On the track Misirlou, Dale transformed the traditional Greek folk song into a sped-up, one-string performance, which became a national sensation after Dale performed it on the Ed Sullivan Show in 1962. In 1994, Quentin Tarantino used it as the opening music for
Pulp Fiction. Dick Dale and the Del Tones: Misirlou – video
“Having Misirlou as your opening credit, it’s just so intense,”
Tarantino told Rolling Stone. “It just says you’re watching an epic, you’re watching a big, ol’ movie … It just throws down a gauntlet that the movie now has to live up to.”
After retiring from music in the 1970s, Dale returned to playing in the 80s. In 1995, he found a new patron in John Peel, who discovered the guitarist playing at the Garage in London.
“Dick played a blinder,” Peel said of the experience on VH1’s Ten of the Best. “I mean, he still cares about it. And he got stuck in, and I just went berserk, I have to admit. I went down to the front, I was covering everybody in beer, and dancing – which is something I don’t do easily – and shouting at him between numbers. It was just marvellous.”
Dick Dale performing in 2007. Photograph: Richard Drew/AP
In 2015, Dale gave an interview to the Pittsburgh City Paper in which he said: “I can’t stop touring because I will die. Physically and literally, I will die.” He

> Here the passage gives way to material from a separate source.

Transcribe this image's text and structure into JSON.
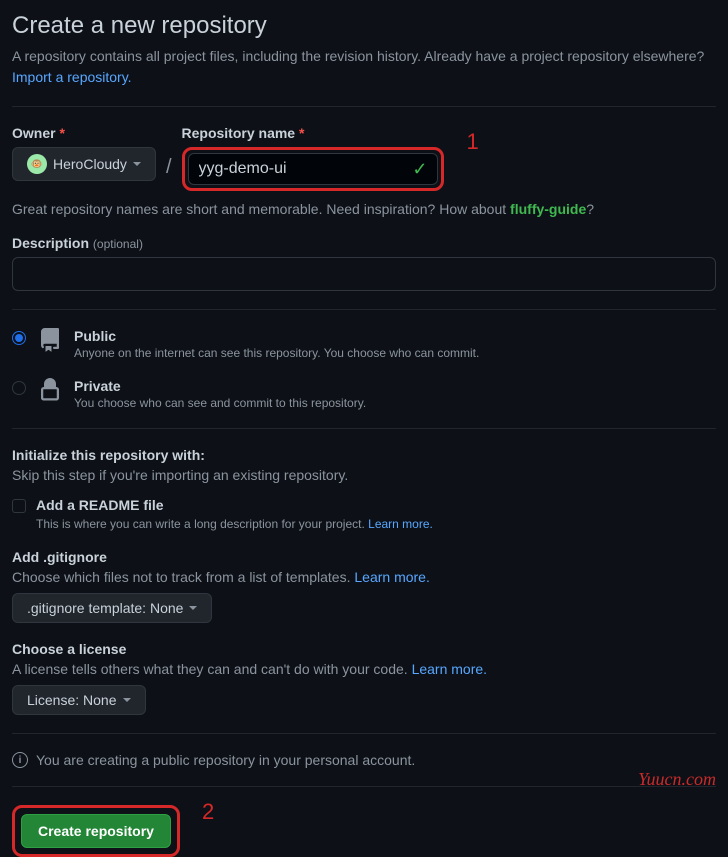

told Billboard magazine that he had health insurance, covering bills for diabetes, post-cancer treatment and other debilitating conditions, but that insurers refused to cover the replenishment of supplies he required to keep his stoma free from infection.
Dale told Billboard that he would prefer to stay at home with his wife and manager, Lana, if he could afford to do so. “But I’ve also got to realise I’ve been kept alive for a reason. People are not only coming to a concert, they’re coming to a way of life where we’re willing to share what our lives are all about and how we make fun of [health issues].
“It’s not: ‘Oh, I’m suffering down here and you’re having a good time up there.’ I can tell ’em how much goddam pain I’m going through ‘up there’. I let them know: I’ve got the same crap you’ve got.”